There is a belief that movies are but a dream. Like in a dream, a movie has a set of distorted images that are put together in a logical sequence by the director. Now, these images may not necessarily have a narrative coherence, but the fact that it holds the story together; yields in telling a certain story, is what forms the screenplay. At least this is a theory that veteran screenwriter David Mamet subscribes to. You could argue that the Greek filmmaker Yorgos Lanthimos’ movies too are born out of a similar school of thought.
You cannot put pen to paper, trying to offer a rational explanation for the tropes and narrative choices that Lanthimos employs. His movies are not what the others describe them to be: “dark” and “unsettling”. They are more about “mood” and “feelings”. Lanthimos dreams on white paper and the results are as wildly satisfying as the first poster of The Lobster . His short film, Nimic , too, unfolds in what appears like a “dream” and has a pessimistic view of life.

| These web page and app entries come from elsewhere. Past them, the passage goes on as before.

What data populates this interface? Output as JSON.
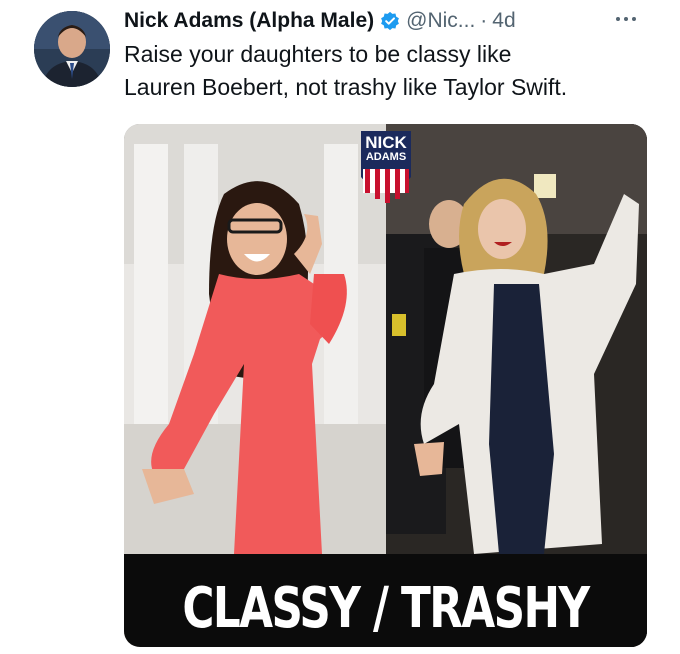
{
  "tweet": {
    "author_name": "Nick Adams (Alpha Male)",
    "handle": "@Nic...",
    "separator": "·",
    "time": "4d",
    "text_line1": "Raise your daughters to be classy like",
    "text_line2": "Lauren Boebert, not trashy like Taylor Swift."
  },
  "media": {
    "caption": "CLASSY / TRASHY",
    "logo_line1": "NICK",
    "logo_line2": "ADAMS"
  },
  "icons": {
    "verified": "verified-badge-icon",
    "more": "more-options-icon"
  },
  "colors": {
    "verified_blue": "#1d9bf0",
    "text_primary": "#0f1419",
    "text_secondary": "#536471",
    "logo_red": "#c8102e",
    "logo_blue": "#1b2a5c"
  }
}
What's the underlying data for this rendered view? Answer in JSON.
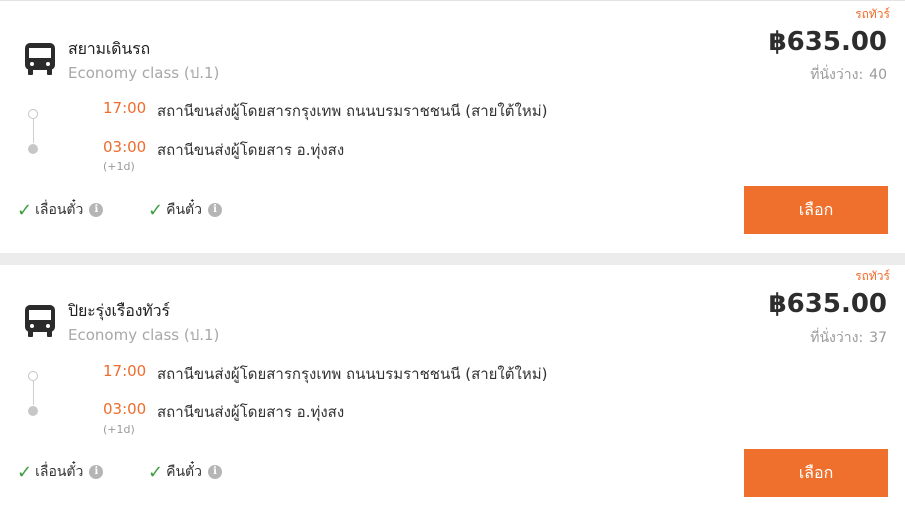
{
  "trips": [
    {
      "type_tag": "รถทัวร์",
      "operator": "สยามเดินรถ",
      "class": "Economy class (ป.1)",
      "price": "฿635.00",
      "seats_label": "ที่นั่งว่าง:",
      "seats_value": "40",
      "departure_time": "17:00",
      "departure_station": "สถานีขนส่งผู้โดยสารกรุงเทพ ถนนบรมราชชนนี (สายใต้ใหม่)",
      "arrival_time": "03:00",
      "arrival_station": "สถานีขนส่งผู้โดยสาร อ.ทุ่งสง",
      "arrival_day_offset": "(+1d)",
      "feature_reschedule": "เลื่อนตั๋ว",
      "feature_refund": "คืนตั๋ว",
      "select_label": "เลือก"
    },
    {
      "type_tag": "รถทัวร์",
      "operator": "ปิยะรุ่งเรืองทัวร์",
      "class": "Economy class (ป.1)",
      "price": "฿635.00",
      "seats_label": "ที่นั่งว่าง:",
      "seats_value": "37",
      "departure_time": "17:00",
      "departure_station": "สถานีขนส่งผู้โดยสารกรุงเทพ ถนนบรมราชชนนี (สายใต้ใหม่)",
      "arrival_time": "03:00",
      "arrival_station": "สถานีขนส่งผู้โดยสาร อ.ทุ่งสง",
      "arrival_day_offset": "(+1d)",
      "feature_reschedule": "เลื่อนตั๋ว",
      "feature_refund": "คืนตั๋ว",
      "select_label": "เลือก"
    }
  ],
  "icons": {
    "bus": "bus-icon",
    "check": "check-icon",
    "info": "info-icon"
  },
  "colors": {
    "accent": "#ef702d",
    "check": "#3e9e3e",
    "price": "#2d2d2d"
  }
}
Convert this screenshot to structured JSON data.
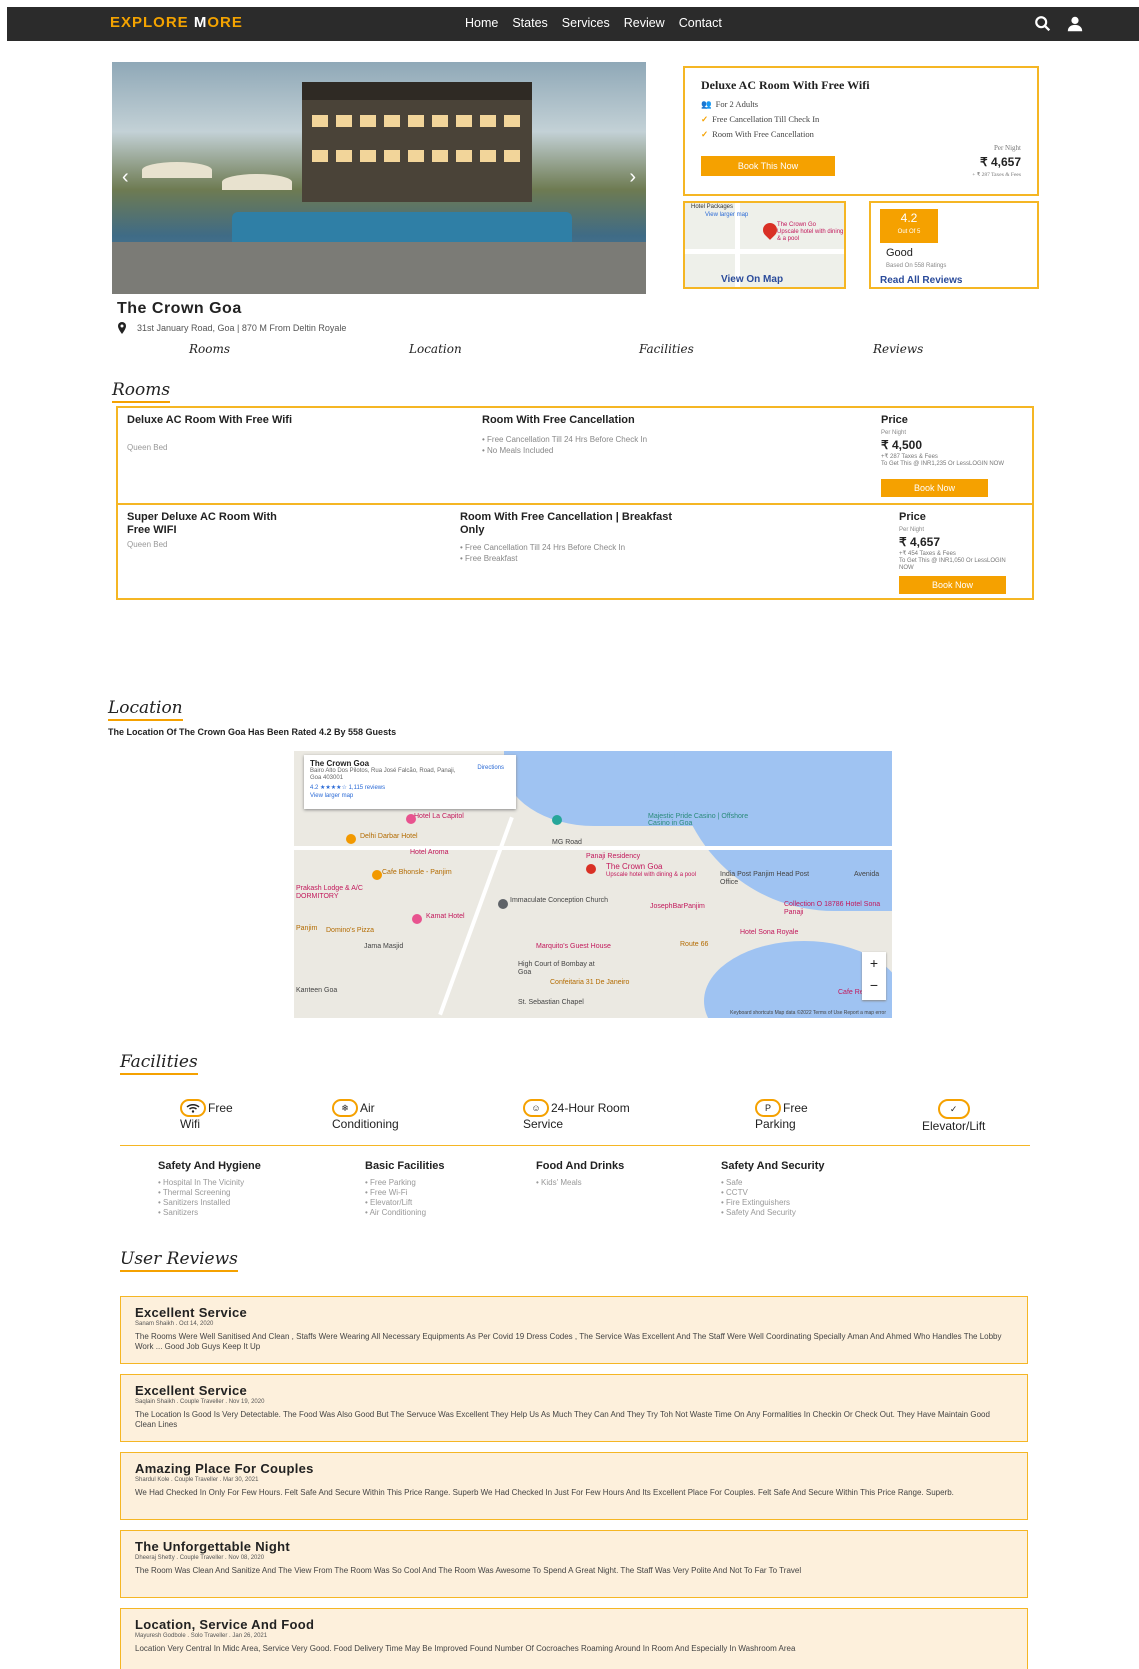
{
  "nav": {
    "logo_a": "EXPLORE ",
    "logo_m": "M",
    "logo_b": "ORE",
    "links": [
      "Home",
      "States",
      "Services",
      "Review",
      "Contact"
    ]
  },
  "booking": {
    "title": "Deluxe AC Room With Free Wifi",
    "features": [
      "For 2 Adults",
      "Free Cancellation Till Check In",
      "Room With Free Cancellation"
    ],
    "button": "Book This Now",
    "per_night": "Per Night",
    "price": "₹ 4,657",
    "taxes": "+ ₹ 287 Taxes & Fees"
  },
  "mini_map": {
    "hotel_packages": "Hotel Packages",
    "view_larger": "View larger map",
    "pin_label": "The Crown Go",
    "pin_sub": "Upscale hotel with dining & a pool",
    "link": "View On Map"
  },
  "rating": {
    "score": "4.2",
    "out_of": "Out Of 5",
    "grade": "Good",
    "based_on": "Based On 558 Ratings",
    "link": "Read All Reviews"
  },
  "hotel": {
    "name": "The Crown Goa",
    "address": "31st January Road, Goa | 870 M From Deltin Royale"
  },
  "tabs": [
    "Rooms",
    "Location",
    "Facilities",
    "Reviews"
  ],
  "rooms_section": {
    "heading": "Rooms",
    "rooms": [
      {
        "name": "Deluxe AC Room With Free Wifi",
        "bed": "Queen Bed",
        "plan": "Room With Free Cancellation",
        "features": [
          "Free Cancellation Till 24 Hrs Before Check In",
          "No Meals Included"
        ],
        "price_label": "Price",
        "per_night": "Per Night",
        "price": "₹ 4,500",
        "taxes": "+₹ 287 Taxes & Fees",
        "offer": "To Get This @ INR1,235 Or LessLOGIN NOW",
        "button": "Book Now"
      },
      {
        "name": "Super Deluxe AC Room With Free WIFI",
        "bed": "Queen Bed",
        "plan": "Room With Free Cancellation | Breakfast Only",
        "features": [
          "Free Cancellation Till 24 Hrs Before Check In",
          "Free Breakfast"
        ],
        "price_label": "Price",
        "per_night": "Per Night",
        "price": "₹ 4,657",
        "taxes": "+₹ 454 Taxes & Fees",
        "offer": "To Get This @ INR1,050 Or LessLOGIN NOW",
        "button": "Book Now"
      }
    ]
  },
  "location": {
    "heading": "Location",
    "subtitle": "The Location Of The Crown Goa Has Been Rated 4.2 By 558 Guests",
    "card_name": "The Crown Goa",
    "card_address": "Bairo Alto Dos Pilotos, Rua José Falcão, Road, Panaji, Goa 403001",
    "card_rating": "4.2 ★★★★☆  1,115 reviews",
    "card_larger": "View larger map",
    "card_directions": "Directions",
    "places": {
      "hotel_la_capitol": "Hotel La Capitol",
      "majestic": "Majestic Pride Casino | Offshore Casino in Goa",
      "delhi_darbar": "Delhi Darbar Hotel",
      "mg_road": "MG Road",
      "hotel_aroma": "Hotel Aroma",
      "panaji_residency": "Panaji Residency",
      "cafe_bhonsle": "Cafe Bhonsle - Panjim",
      "the_crown_goa": "The Crown Goa",
      "crown_sub": "Upscale hotel with dining & a pool",
      "india_post": "India Post Panjim Head Post Office",
      "avenida": "Avenida",
      "prakash": "Prakash Lodge & A/C DORMITORY",
      "immaculate": "Immaculate Conception Church",
      "joseph": "JosephBarPanjim",
      "collection": "Collection O 18786 Hotel Sona Panaji",
      "kamat": "Kamat Hotel",
      "panjim": "Panjim",
      "dominos": "Domino's Pizza",
      "hotel_sona_royale": "Hotel Sona Royale",
      "jama_masjid": "Jama Masjid",
      "marquitos": "Marquito's Guest House",
      "route66": "Route 66",
      "high_court": "High Court of Bombay at Goa",
      "confeitaria": "Confeitaria 31 De Janeiro",
      "kanteen": "Kanteen Goa",
      "st_sebastian": "St. Sebastian Chapel",
      "cafe_real": "Cafe Real"
    },
    "footer": "Keyboard shortcuts   Map data ©2022   Terms of Use   Report a map error"
  },
  "facilities": {
    "heading": "Facilities",
    "items": [
      {
        "icon": "wifi-icon",
        "top": "Free",
        "bottom": "Wifi"
      },
      {
        "icon": "ac-icon",
        "top": "Air",
        "bottom": "Conditioning"
      },
      {
        "icon": "room-service-icon",
        "top": "24-Hour Room",
        "bottom": "Service"
      },
      {
        "icon": "parking-icon",
        "top": "Free",
        "bottom": "Parking"
      },
      {
        "icon": "check-icon",
        "top": "",
        "bottom": "Elevator/Lift"
      }
    ],
    "categories": [
      {
        "title": "Safety And Hygiene",
        "items": [
          "Hospital In The Vicinity",
          "Thermal Screening",
          "Sanitizers Installed",
          "Sanitizers"
        ]
      },
      {
        "title": "Basic Facilities",
        "items": [
          "Free Parking",
          "Free Wi-Fi",
          "Elevator/Lift",
          "Air Conditioning"
        ]
      },
      {
        "title": "Food And Drinks",
        "items": [
          "Kids' Meals"
        ]
      },
      {
        "title": "Safety And Security",
        "items": [
          "Safe",
          "CCTV",
          "Fire Extinguishers",
          "Safety And Security"
        ]
      }
    ]
  },
  "reviews": {
    "heading": "User Reviews",
    "items": [
      {
        "title": "Excellent Service",
        "meta": "Sanam Shaikh . Oct 14, 2020",
        "text": "The Rooms Were Well Sanitised And Clean , Staffs Were Wearing All Necessary Equipments As Per Covid 19 Dress Codes , The Service Was Excellent And The Staff Were Well Coordinating Specially Aman And Ahmed Who Handles The Lobby Work ... Good Job Guys Keep It Up"
      },
      {
        "title": "Excellent Service",
        "meta": "Saqlain Shaikh . Couple Traveller . Nov 19, 2020",
        "text": "The Location Is Good Is Very Detectable. The Food Was Also Good But The Servuce Was Excellent They Help Us As Much They Can And They Try Toh Not Waste Time On Any Formalities In Checkin Or Check Out. They Have Maintain Good Clean Lines"
      },
      {
        "title": "Amazing Place For Couples",
        "meta": "Shardul Kole . Couple Traveller . Mar 30, 2021",
        "text": "We Had Checked In Only For Few Hours. Felt Safe And Secure Within This Price Range. Superb We Had Checked In Just For Few Hours And Its Excellent Place For Couples. Felt Safe And Secure Within This Price Range. Superb."
      },
      {
        "title": "The Unforgettable Night",
        "meta": "Dheeraj Shetty . Couple Traveller . Nov 08, 2020",
        "text": "The Room Was Clean And Sanitize And The View From The Room Was So Cool And The Room Was Awesome To Spend A Great Night. The Staff Was Very Polite And Not To Far To Travel"
      },
      {
        "title": "Location, Service And Food",
        "meta": "Mayuresh Godbole . Solo Traveller . Jan 26, 2021",
        "text": "Location Very Central In Midc Area, Service Very Good. Food Delivery Time May Be Improved Found Number Of Cocroaches Roaming Around In Room And Especially In Washroom Area"
      }
    ]
  }
}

It opens with a man (Matt Dillon) waking up from sleep to an orchestral piece of music running in the background, cut short by a voice. It produces a distorted effect for the good. He resumes his perfectly normal day with his perfectly normal family (with his perfectly normal wife and three kids), having a perfectly normal breakfast: boiled eggs. The score still plays in the background and segues into the next scene, where we see the unnamed man actually playing the cello for the track. And the voice that interrupts the music is by his conductor.
In under two minutes, Lathimos not alone establishes the somewhat distant-looking protagonist of Nimic , but also what keeps him aloof and, perhaps, away from his family. He finishes his perfectly normal recording at the studio and leaves for home. On the way back in a subway train, a chance encounter with a stranger, a woman, and a seemingly innocent question: “Do you have the time?” lands him into more pitfalls, when she returns the question. The train sequence reminded me of another short on existentialism and identity: Paul Thomas Anderson’s Anima .
The tonality of Nimic changes to a playful macabre-ish when the woman begins to follow him and his movements. In other words, she “mimics” every move of his. When he brings home flowers for his wife, she carries one too. When he says, “You’re my better half,” she completes the sentence along with him. The family, like the audience, is baffled at the split image of their “father/husband”.
Who is original and who is fake? Or does it matter at all? Let us say you remove a piece from jenga but it doesn’t affect the larger picture, then does it count as you have replaced one thing with another? To put it better, what if you woke up one day to realise your role as an individual has been replaced by another? It is like when the credits roll in Nimic , when you see a letter or two removed from everyone’s names — Yorg(o)s Lanthimos. The 12-minute short throws some interesting questions on the purpose of one’s existence with welcoming possibilities.
Could you think of any other exciting filmmaker, apart from Yorgos Lanthimos, the mastermind that brought us The Killing of a Sacred Deer and my favourite, The Lobster , who has constantly been experimenting with the narrative form? Of course, there is David Lynch but he isn’t “active” any more. Nimic reiterates why Lanthimos is the most original voice we have right now.
Nimic is currently streaming on Mubi India